In spite of our determination that these events do not constitute evidence of "other criminal offenses" we note that an application of the balancing test set forth in State v. Moore, 278 So. 2d 781 (La. 1973), which requires that probative value be weighed against prejudicial effect, would not dictate exclusion of this evidence. The strong relevance of the evidence is plain when it is considered in light of the defense anticipated and actually *325 presented. We determine, therefore, that the admission of evidence of defendants' actions prior to the commission of the crime and the trial court's refusal to sustain defendants' objections to the prosecutor's references to these actions was not error. These bills of exceptions are without merit.

On direct examination, the defendant Wiggins testified that he had five prior convictions, but he was not asked, and did not specify, the exact nature of the crimes. The State sought this information during cross-examination and Bills Nos. 18 and 19 were reserved when the trial court overruled defendants' objections thereto. Defendants argue that the prosecutor's inquiry exceeded the limits set forth in our statutes and that the trial court's refusal to sustain their objections to the inquiry was error.
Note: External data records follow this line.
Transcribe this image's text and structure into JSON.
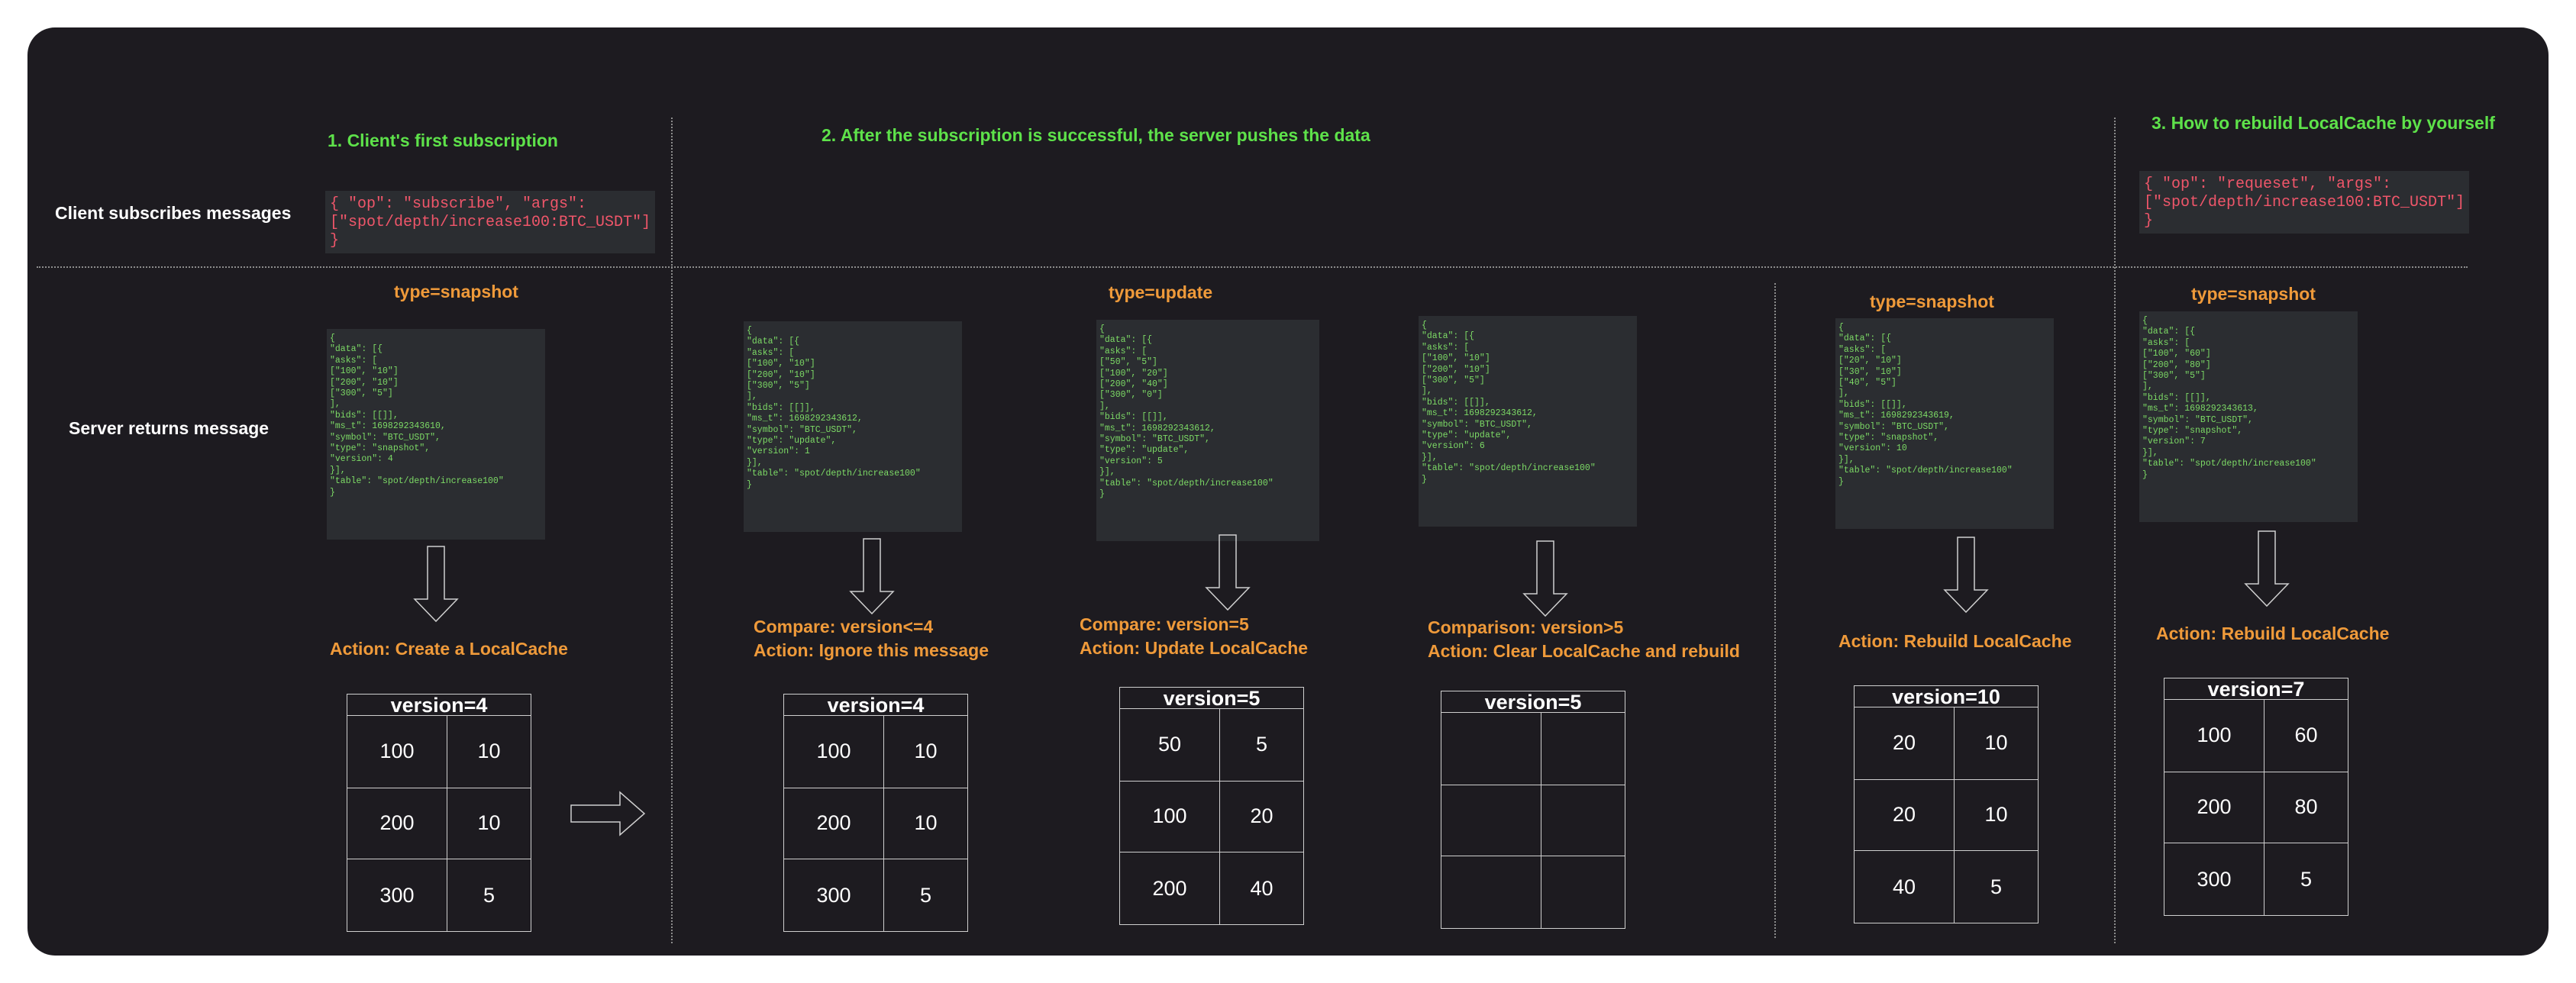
{
  "steps": {
    "step1": "1. Client's first subscription",
    "step2": "2. After the subscription is successful, the server pushes the data",
    "step3": "3. How to rebuild LocalCache by yourself"
  },
  "rows": {
    "client_label": "Client subscribes messages",
    "server_label": "Server returns message"
  },
  "requests": {
    "subscribe": "{ \"op\": \"subscribe\", \"args\":\n[\"spot/depth/increase100:BTC_USDT\"]\n}",
    "requeset": "{ \"op\": \"requeset\", \"args\":\n[\"spot/depth/increase100:BTC_USDT\"]\n}"
  },
  "columns": [
    {
      "type_label": "type=snapshot",
      "message": "{\n\"data\": [{\n\"asks\": [\n[\"100\", \"10\"]\n[\"200\", \"10\"]\n[\"300\", \"5\"]\n],\n\"bids\": [[]],\n\"ms_t\": 1698292343610,\n\"symbol\": \"BTC_USDT\",\n\"type\": \"snapshot\",\n\"version\": 4\n}],\n\"table\": \"spot/depth/increase100\"\n}",
      "action": "Action: Create a LocalCache",
      "cache": {
        "header": "version=4",
        "rows": [
          [
            "100",
            "10"
          ],
          [
            "200",
            "10"
          ],
          [
            "300",
            "5"
          ]
        ]
      }
    },
    {
      "type_label": "",
      "message": "{\n\"data\": [{\n\"asks\": [\n[\"100\", \"10\"]\n[\"200\", \"10\"]\n[\"300\", \"5\"]\n],\n\"bids\": [[]],\n\"ms_t\": 1698292343612,\n\"symbol\": \"BTC_USDT\",\n\"type\": \"update\",\n\"version\": 1\n}],\n\"table\": \"spot/depth/increase100\"\n}",
      "action": "Compare: version<=4\nAction: Ignore this message",
      "cache": {
        "header": "version=4",
        "rows": [
          [
            "100",
            "10"
          ],
          [
            "200",
            "10"
          ],
          [
            "300",
            "5"
          ]
        ]
      }
    },
    {
      "type_label": "type=update",
      "message": "{\n\"data\": [{\n\"asks\": [\n[\"50\", \"5\"]\n[\"100\", \"20\"]\n[\"200\", \"40\"]\n[\"300\", \"0\"]\n],\n\"bids\": [[]],\n\"ms_t\": 1698292343612,\n\"symbol\": \"BTC_USDT\",\n\"type\": \"update\",\n\"version\": 5\n}],\n\"table\": \"spot/depth/increase100\"\n}",
      "action": "Compare: version=5\nAction: Update LocalCache",
      "cache": {
        "header": "version=5",
        "rows": [
          [
            "50",
            "5"
          ],
          [
            "100",
            "20"
          ],
          [
            "200",
            "40"
          ]
        ]
      }
    },
    {
      "type_label": "",
      "message": "{\n\"data\": [{\n\"asks\": [\n[\"100\", \"10\"]\n[\"200\", \"10\"]\n[\"300\", \"5\"]\n],\n\"bids\": [[]],\n\"ms_t\": 1698292343612,\n\"symbol\": \"BTC_USDT\",\n\"type\": \"update\",\n\"version\": 6\n}],\n\"table\": \"spot/depth/increase100\"\n}",
      "action": "Comparison: version>5\nAction: Clear LocalCache and rebuild",
      "cache": {
        "header": "version=5",
        "rows": [
          [
            "",
            ""
          ],
          [
            "",
            ""
          ],
          [
            "",
            ""
          ]
        ]
      }
    },
    {
      "type_label": "type=snapshot",
      "message": "{\n\"data\": [{\n\"asks\": [\n[\"20\", \"10\"]\n[\"30\", \"10\"]\n[\"40\", \"5\"]\n],\n\"bids\": [[]],\n\"ms_t\": 1698292343619,\n\"symbol\": \"BTC_USDT\",\n\"type\": \"snapshot\",\n\"version\": 10\n}],\n\"table\": \"spot/depth/increase100\"\n}",
      "action": "Action: Rebuild LocalCache",
      "cache": {
        "header": "version=10",
        "rows": [
          [
            "20",
            "10"
          ],
          [
            "20",
            "10"
          ],
          [
            "40",
            "5"
          ]
        ]
      }
    },
    {
      "type_label": "type=snapshot",
      "message": "{\n\"data\": [{\n\"asks\": [\n[\"100\", \"60\"]\n[\"200\", \"80\"]\n[\"300\", \"5\"]\n],\n\"bids\": [[]],\n\"ms_t\": 1698292343613,\n\"symbol\": \"BTC_USDT\",\n\"type\": \"snapshot\",\n\"version\": 7\n}],\n\"table\": \"spot/depth/increase100\"\n}",
      "action": "Action: Rebuild LocalCache",
      "cache": {
        "header": "version=7",
        "rows": [
          [
            "100",
            "60"
          ],
          [
            "200",
            "80"
          ],
          [
            "300",
            "5"
          ]
        ]
      }
    }
  ],
  "colors": {
    "background": "#1d1b20",
    "step_title": "#5ee24a",
    "action_text": "#ef9a3a",
    "request_code": "#f0566a",
    "message_code": "#7ddb66"
  }
}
In State v. Jackson, 307 So. 2d 604 (La. 1975), a majority of this Court determined that there was no error in the cross-examination of a witness which sought to elicit details of an offense for which the witness was convicted for the purpose of proving the actual nature of the crime. The rationale of the Jackson opinion mandates a holding that these defendants' bills of exceptions lack merit.

For all of the foregoing reasons, the defendants' convictions and sentences are affirmed.

SUMMERS, J., concurs.

DIXON, J., concurs with reasons.

DIXON, Justice (concurring).

I concur.

I am in agreement with the conclusion and content of the opinion except that I cannot agree with the proposition that it might not be proper to refer, in the charge, to decisions of this court by name or to quote from decisions of this court which are otherwise correct.


[*] This holding does not make any extension of Levi nor do we hold that a "hand in a pocket" is a dangerous weapon.